Title: Cold Souls
Release Date: 2009
Length: 101 minutes
Director: Sophie Barthes
Starring: Paul Giamatti, Emily Watson, Dina Korzun
Language: English, Russian
Country: USA, France
Cold Souls is much more like what I hoped Being John Malkovich would be like than Being John Malkovich actually was. Paul Giamatti plays a fictionalized version of himself. He’s an actor rehearsing to appear in a stage production of the same title as the film. Unfortunately, he’s having problems. He’s oppressed by his inability to find the center of his character and has gotten into his own head about it.
This is where the SF macguffin is introduced. A new company offers to remove your soul and store it so you no longer need to be burdened by it. Paul is, understandably, reluctant. He feels like a drastic change is necessary, however, and goes through with it. He is freed from his anxiety about the play, but finds the world stale, flat, and unprofitable. He has lost both his fear and his joy.
When he returns to complain about this, they offer to rent him another soul, and he chooses a Russian poet. He performs the play to rave reviews, but troubles start and he begins to discover what has already been shown to us, that this matter of souls cannot be handled as scientifically and straightforwardly as he has been led to believe. It turns out there are effects which linger from the original owner.
Moreover, since souls are a valuable commodity, like any other thing for which people will pay money, they will be illegally trafficked. Now, there are the smugglers to consider along with the Russian mob. Giamatti decides he wants his own soul back, but how to be sure he gets his own?
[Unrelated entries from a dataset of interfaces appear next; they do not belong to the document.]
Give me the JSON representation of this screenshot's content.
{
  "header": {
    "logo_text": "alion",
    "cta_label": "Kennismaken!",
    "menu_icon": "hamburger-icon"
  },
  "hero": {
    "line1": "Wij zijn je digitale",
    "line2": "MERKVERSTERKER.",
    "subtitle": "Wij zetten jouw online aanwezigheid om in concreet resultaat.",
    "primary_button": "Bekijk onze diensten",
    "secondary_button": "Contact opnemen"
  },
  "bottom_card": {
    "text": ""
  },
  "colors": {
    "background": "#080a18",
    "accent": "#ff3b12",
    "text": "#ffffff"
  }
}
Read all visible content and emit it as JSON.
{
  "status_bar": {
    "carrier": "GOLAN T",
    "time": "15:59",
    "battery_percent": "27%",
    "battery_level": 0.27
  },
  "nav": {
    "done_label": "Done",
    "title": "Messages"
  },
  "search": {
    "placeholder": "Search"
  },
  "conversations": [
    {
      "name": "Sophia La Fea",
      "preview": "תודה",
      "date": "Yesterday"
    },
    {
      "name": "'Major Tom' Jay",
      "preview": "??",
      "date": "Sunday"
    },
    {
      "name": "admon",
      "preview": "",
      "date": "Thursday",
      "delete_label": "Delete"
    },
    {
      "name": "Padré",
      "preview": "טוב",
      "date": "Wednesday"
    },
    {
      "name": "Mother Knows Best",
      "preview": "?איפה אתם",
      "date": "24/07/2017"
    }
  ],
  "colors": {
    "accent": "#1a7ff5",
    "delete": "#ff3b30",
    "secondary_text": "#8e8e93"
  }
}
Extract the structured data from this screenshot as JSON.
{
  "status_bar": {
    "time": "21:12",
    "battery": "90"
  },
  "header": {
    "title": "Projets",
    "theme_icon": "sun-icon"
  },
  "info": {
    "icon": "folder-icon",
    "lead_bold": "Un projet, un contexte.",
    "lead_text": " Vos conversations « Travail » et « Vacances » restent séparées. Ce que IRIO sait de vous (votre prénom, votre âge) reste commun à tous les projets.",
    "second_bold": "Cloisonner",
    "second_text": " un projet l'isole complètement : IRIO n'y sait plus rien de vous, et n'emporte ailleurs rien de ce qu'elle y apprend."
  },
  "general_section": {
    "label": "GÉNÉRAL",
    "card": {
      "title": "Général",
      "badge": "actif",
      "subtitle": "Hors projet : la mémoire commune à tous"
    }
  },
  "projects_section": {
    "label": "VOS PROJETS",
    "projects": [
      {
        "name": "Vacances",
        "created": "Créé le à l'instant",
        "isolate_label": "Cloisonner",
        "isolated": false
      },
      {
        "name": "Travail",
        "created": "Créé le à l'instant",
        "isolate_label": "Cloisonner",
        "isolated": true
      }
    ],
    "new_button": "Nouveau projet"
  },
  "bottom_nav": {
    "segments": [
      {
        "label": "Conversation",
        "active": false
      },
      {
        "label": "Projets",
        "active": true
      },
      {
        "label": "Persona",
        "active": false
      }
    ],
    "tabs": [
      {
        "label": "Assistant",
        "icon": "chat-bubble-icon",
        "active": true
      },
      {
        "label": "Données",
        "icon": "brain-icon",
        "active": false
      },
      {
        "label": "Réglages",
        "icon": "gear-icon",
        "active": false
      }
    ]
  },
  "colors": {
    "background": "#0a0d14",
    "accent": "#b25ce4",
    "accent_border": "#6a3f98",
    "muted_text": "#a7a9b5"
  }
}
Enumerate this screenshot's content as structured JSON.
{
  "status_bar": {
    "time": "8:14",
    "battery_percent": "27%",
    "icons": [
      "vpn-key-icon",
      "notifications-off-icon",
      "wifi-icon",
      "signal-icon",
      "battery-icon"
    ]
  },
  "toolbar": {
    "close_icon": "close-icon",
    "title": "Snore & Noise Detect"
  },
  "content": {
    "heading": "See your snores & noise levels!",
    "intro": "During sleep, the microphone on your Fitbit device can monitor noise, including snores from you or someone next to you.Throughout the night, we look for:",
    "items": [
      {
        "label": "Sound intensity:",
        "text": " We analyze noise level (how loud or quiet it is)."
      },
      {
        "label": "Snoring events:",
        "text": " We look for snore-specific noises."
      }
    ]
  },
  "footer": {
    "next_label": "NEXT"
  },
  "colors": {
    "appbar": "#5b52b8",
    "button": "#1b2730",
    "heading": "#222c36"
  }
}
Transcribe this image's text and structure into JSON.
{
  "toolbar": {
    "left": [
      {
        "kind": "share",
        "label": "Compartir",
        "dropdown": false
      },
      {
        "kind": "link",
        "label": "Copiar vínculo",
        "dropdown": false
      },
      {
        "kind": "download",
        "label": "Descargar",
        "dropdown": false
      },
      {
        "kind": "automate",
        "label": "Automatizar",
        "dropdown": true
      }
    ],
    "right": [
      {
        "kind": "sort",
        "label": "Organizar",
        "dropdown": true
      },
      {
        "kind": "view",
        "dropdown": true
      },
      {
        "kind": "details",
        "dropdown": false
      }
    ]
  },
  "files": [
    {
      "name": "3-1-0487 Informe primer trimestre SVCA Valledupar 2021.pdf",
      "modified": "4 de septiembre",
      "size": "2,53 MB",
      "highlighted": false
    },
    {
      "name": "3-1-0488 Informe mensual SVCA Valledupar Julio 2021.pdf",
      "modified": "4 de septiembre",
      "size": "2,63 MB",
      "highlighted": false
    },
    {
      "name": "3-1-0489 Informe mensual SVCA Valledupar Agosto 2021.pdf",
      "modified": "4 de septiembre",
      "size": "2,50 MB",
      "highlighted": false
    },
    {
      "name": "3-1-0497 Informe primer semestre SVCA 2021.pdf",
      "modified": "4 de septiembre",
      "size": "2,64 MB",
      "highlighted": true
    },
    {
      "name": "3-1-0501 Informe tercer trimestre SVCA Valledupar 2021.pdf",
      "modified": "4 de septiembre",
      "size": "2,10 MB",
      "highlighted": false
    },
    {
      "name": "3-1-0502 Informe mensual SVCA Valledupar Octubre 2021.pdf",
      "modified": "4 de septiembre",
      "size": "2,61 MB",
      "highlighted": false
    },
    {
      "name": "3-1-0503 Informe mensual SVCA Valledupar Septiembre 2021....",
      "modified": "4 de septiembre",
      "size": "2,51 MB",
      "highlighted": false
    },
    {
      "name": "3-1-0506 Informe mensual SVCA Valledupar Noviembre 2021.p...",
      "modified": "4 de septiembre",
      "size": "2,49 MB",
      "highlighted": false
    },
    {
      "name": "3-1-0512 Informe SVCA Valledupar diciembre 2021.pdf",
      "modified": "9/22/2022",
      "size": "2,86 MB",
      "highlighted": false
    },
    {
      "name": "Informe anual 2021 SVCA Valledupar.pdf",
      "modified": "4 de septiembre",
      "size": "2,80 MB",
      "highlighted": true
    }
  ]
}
For anyone with a thorough spiritual grounding it won’t be changing your views on humanity or eternity, but it is a fascinating way to meditate on the importance of the non-physical aspects of ourselves. While I found the conclusion of the narrative to be a bit unsatisfying, overall the movie is engaging, thought-provoking, well-acted, and somewhat, well, gloomy and bleak about the human condition. It’s not as frivolous as Being John Malkovich and deserves to be better known.